# EXERCISE GOAL
Every entry must be echoed exactly.

# SOURCE MATERIAL
+---+
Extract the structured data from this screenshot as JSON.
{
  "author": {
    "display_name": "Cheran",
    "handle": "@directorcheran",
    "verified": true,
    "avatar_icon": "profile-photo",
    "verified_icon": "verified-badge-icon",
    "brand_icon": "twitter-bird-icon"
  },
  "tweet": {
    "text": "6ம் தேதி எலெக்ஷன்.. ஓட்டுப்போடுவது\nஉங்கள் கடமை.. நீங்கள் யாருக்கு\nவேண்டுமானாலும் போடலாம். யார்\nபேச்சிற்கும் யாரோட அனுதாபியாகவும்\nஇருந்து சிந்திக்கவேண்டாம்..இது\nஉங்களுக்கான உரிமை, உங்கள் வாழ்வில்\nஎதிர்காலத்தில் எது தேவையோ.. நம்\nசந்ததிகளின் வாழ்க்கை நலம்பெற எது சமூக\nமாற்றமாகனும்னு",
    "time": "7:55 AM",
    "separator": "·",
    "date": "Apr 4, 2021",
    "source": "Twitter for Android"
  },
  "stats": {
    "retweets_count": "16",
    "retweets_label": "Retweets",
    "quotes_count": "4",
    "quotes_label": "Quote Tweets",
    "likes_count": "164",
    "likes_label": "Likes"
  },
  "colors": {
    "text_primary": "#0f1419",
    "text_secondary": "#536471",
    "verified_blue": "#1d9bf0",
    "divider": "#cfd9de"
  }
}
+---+
# RESULT
Extract the structured data from this screenshot as JSON.
{
  "author": {
    "display_name": "Cheran",
    "handle": "@directorcheran",
    "verified": true,
    "avatar_icon": "profile-photo",
    "verified_icon": "verified-badge-icon",
    "brand_icon": "twitter-bird-icon"
  },
  "tweet": {
    "text": "6ம் தேதி எலெக்ஷன்.. ஓட்டுப்போடுவது\nஉங்கள் கடமை.. நீங்கள் யாருக்கு\nவேண்டுமானாலும் போடலாம். யார்\nபேச்சிற்கும் யாரோட அனுதாபியாகவும்\nஇருந்து சிந்திக்கவேண்டாம்..இது\nஉங்களுக்கான உரிமை, உங்கள் வாழ்வில்\nஎதிர்காலத்தில் எது தேவையோ.. நம்\nசந்ததிகளின் வாழ்க்கை நலம்பெற எது சமூக\nமாற்றமாகனும்னு",
    "time": "7:55 AM",
    "separator": "·",
    "date": "Apr 4, 2021",
    "source": "Twitter for Android"
  },
  "stats": {
    "retweets_count": "16",
    "retweets_label": "Retweets",
    "quotes_count": "4",
    "quotes_label": "Quote Tweets",
    "likes_count": "164",
    "likes_label": "Likes"
  },
  "colors": {
    "text_primary": "#0f1419",
    "text_secondary": "#536471",
    "verified_blue": "#1d9bf0",
    "divider": "#cfd9de"
  }
}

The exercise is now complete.